It's the June gap now. This means that in most parts of England there will be a natural break/ shortage of nectar producing flowers. It's at this time of year that your bee population will have increased considerably during the last nectar flow. Now there are many mouths to feed and short supply of food to go around. If the weather has a turn for the worst then you could find your bees are in great trouble and will need a feed. As in previous pages, please never feed your bees if you have honey supers in place. Always remember to remove all supers, only feed the brood box and only if necessary.

So have a look at your bees and if they have little stores then it is important to feed them to ensure they do not starve to death. Nucs or Nuclei, a small starter colony, will need an ongoing supply of feeding to help simulate the queen to lay and encourage your bees to draw out the wax cells vital as receptacles for eggs, pollen and honey stores. Without a helping hand the colony will develop very slowly if at all during a nectar drought.

I have enclosed a few pictures of simple DIY feeding bags that you can make up well in advance and store away in a bucket for times like this. Pour your cane sugar syrup solution into a sandwich bag, twist the end and tie a knot. Now take a piece of flat narrow wood and using frame nails, nail several through the end of the wood so the nail ends extend out the other side. This will be used to puncture pin holes in the bag. Only hit one side of the bag. With the holes on the top, place the bag on the top of the brood frames. You may need an Eke ( a shallow box surround- approx 1/3 the depth of a super box) to allow enough of a gap between the frames your bag and the coverboard. You can of course just leave off the coverboard and place your roof on.

It's a quick and easy method. Your bees will crawl up on top of the bag and feed from it. The pin holes are tiny and the syrup will not leak out as long as the holes are on the top side of the bag. Bees will suck every drop from the bag until it is bone dry.

We use this method for developing nucs and swarms. If you catch a swarm add a bee fed bag as you hive the swarm. This ensures they will take to your travel box/skep. Also during their swarming activity they use up a lot of their food stores and will be VERY grateful for the helping hand!

photo copyright 2010 ©-The Hive Honey Shop

Sunday, 6 June 2010

Colony of honey bees have moved into the wall cavity

I live in Sheffield and a colony of honey bees have moved into the wall cavity by the bedroom window. I would like to move them without killing them.Any ideas please?

I enjoyed Jack Watkins' article in the Telegraph and would to call into your shop in Clapha
m sometime soon.Kind regards

Reply- from The Hive Honey Shop

Hi Chris

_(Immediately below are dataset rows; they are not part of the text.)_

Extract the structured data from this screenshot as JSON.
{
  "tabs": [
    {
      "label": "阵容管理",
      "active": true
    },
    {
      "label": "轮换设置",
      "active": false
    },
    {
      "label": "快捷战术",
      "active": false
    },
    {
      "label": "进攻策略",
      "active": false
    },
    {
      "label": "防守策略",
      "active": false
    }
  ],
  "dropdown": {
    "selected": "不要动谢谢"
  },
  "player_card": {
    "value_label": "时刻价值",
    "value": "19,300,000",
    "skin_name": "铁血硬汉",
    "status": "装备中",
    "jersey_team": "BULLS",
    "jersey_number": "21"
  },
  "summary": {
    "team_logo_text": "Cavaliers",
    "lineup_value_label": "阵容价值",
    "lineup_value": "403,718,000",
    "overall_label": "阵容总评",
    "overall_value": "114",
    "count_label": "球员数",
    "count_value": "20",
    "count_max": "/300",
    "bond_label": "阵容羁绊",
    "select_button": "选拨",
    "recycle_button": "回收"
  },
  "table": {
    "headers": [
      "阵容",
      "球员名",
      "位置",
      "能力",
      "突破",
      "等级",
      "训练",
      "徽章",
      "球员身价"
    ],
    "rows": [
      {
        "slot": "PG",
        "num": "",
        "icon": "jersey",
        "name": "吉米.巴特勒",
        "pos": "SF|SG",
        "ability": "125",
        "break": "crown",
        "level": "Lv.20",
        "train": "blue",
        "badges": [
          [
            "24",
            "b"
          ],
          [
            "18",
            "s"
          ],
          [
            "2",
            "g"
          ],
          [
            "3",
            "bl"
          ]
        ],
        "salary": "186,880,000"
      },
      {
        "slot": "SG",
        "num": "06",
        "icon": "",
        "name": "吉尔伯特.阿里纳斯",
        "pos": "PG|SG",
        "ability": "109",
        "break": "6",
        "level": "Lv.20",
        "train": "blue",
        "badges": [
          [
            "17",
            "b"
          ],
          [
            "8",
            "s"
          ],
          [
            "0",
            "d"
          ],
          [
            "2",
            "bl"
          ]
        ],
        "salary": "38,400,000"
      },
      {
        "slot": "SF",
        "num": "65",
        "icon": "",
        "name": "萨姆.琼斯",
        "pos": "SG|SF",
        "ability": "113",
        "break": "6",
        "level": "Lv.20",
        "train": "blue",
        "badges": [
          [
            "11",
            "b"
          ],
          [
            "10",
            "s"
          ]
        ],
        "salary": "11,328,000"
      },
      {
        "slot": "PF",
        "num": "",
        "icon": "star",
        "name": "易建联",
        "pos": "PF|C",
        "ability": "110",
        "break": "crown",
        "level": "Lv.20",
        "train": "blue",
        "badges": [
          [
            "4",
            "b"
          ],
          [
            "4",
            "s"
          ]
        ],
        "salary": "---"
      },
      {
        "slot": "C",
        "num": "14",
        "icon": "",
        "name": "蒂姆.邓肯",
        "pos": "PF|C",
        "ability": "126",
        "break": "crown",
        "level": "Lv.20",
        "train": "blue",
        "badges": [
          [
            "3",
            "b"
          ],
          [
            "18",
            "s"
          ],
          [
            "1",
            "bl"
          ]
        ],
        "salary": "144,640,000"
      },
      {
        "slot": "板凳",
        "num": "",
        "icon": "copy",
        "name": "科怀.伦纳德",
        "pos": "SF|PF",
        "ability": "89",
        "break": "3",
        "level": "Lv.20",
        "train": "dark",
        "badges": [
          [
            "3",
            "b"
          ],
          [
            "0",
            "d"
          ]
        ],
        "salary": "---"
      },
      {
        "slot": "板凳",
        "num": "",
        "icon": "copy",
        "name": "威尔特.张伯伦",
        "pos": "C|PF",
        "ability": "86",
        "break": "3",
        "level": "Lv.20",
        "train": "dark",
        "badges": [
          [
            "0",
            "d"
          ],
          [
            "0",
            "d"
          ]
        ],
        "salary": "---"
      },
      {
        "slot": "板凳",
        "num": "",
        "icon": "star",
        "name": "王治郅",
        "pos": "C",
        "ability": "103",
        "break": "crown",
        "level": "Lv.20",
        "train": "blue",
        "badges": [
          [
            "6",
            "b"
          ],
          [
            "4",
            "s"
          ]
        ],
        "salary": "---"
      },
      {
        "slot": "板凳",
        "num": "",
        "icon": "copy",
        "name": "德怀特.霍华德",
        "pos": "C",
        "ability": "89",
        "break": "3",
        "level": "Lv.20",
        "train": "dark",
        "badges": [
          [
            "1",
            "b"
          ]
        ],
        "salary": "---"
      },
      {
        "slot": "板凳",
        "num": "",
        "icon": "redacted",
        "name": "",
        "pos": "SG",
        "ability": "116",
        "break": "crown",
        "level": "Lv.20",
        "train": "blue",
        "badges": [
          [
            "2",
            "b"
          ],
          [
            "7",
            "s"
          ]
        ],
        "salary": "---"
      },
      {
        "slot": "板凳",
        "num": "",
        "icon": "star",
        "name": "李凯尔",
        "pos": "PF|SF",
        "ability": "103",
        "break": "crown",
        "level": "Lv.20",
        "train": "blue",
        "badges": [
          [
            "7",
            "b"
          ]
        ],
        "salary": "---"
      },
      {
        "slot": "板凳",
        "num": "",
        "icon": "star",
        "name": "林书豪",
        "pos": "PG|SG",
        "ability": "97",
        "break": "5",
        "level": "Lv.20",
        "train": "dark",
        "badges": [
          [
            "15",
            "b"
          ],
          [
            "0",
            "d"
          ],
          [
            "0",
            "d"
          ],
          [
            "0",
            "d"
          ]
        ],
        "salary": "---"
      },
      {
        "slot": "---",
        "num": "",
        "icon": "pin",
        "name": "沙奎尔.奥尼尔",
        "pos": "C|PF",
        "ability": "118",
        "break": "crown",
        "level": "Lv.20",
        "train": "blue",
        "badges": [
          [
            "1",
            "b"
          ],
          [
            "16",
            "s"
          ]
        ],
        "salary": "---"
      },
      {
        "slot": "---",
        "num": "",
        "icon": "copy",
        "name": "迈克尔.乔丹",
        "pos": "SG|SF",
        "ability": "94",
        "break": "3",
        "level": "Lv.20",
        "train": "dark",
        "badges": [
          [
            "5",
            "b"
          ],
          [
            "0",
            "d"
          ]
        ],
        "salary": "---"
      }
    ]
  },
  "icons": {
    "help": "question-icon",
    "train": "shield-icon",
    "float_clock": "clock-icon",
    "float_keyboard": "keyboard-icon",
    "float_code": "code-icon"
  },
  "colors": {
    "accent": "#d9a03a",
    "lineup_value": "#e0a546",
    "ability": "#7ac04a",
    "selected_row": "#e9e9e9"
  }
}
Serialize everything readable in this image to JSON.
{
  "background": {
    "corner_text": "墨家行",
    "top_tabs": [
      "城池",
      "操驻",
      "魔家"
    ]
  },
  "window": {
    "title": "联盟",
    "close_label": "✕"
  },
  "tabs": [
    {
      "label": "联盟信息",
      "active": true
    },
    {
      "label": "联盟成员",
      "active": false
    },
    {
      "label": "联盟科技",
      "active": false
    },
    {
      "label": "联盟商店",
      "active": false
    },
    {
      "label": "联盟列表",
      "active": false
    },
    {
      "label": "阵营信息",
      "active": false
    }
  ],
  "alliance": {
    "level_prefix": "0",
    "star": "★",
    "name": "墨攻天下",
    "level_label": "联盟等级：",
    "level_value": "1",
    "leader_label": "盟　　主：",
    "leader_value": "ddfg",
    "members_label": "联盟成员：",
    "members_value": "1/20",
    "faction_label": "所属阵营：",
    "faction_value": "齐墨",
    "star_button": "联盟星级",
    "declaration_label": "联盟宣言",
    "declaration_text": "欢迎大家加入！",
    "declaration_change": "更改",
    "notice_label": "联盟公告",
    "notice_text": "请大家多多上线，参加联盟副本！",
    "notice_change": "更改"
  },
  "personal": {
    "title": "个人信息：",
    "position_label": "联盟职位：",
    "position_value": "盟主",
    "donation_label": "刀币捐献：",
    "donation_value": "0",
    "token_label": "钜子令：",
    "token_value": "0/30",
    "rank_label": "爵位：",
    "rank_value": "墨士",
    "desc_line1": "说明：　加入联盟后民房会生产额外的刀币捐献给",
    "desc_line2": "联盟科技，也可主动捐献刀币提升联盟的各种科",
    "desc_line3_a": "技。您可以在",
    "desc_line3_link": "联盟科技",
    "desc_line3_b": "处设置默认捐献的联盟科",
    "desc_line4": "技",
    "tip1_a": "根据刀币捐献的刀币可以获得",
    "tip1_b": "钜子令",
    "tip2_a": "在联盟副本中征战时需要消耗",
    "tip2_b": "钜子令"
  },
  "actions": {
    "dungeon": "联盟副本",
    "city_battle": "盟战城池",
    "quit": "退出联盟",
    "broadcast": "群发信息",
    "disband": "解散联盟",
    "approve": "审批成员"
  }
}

The bees can be removed without harm, but in a case like this it will require a bit of building construction work. The best way is to get a local beekeeper and a builder together. The builder will need to remove a part of the inner wall to expose the bees nest. The beekeeper will be able to get at the bees and remove them and clean out the honey and beeswax. The bees can then be taken away without any harm to them. We do this kind of removal all the time. If you were near us we could have helped you this time. All bees can be removed without any harm to them as long as you are committed to doing the ground work.

Hope that helps.

Subject: RE: Bees in a wall
Date: 6 June 2010 23:13:21 BST
Thanks John
I will find a local bee keeper to have a look at the nest and go on from there.

photo copyright 2010 ©-The Hive Honey Shop

Tuesday, 1 June 2010

Beekeeping Course Ends, Next one in July!

What a great weekend! The weather was just glorious, hot sunny & dry-just perfect for The Hive Honey Shops open air beekeeping weekend course. Sat was off to a great start with a lovely student group of beekeeping enthusiasts. The food was catered by the Hives own chef -Ute throughout the day.

Sunday was even better with the surprise appearance of a prime swarm! The students were introduced to the technique of hiving a swarm, finding the marked queen and putting it all to right. It was a really welcomed bonus to the days learning. All the students were able to open a hive, work it, and examine it in detail under the supervision of James, the head beekeeper.

Ute provided an open air BBQ consisting of grilled salmon, honey glazed chicken, hamburgers, veggie burgers, grilled vegetables and iced cold drinks, which we really needed after getting out of our bee suits!

The final fun came as we handed out The Hive Honey Shop's Certificated of Beekeeping with a glass of bubbling Prosecco to toast the successful completion to the beekeeping weekend.

Everyone had a wonderful time and many have contacted The Hive in preparation to setting up their first beehive next month.

Our next and final beekeeping course for 2010 will be Sat & Sun, July 17th & 18th. Only 8 places left -so Book Now!

photo copyright 2010 ©-The Hive Honey Shop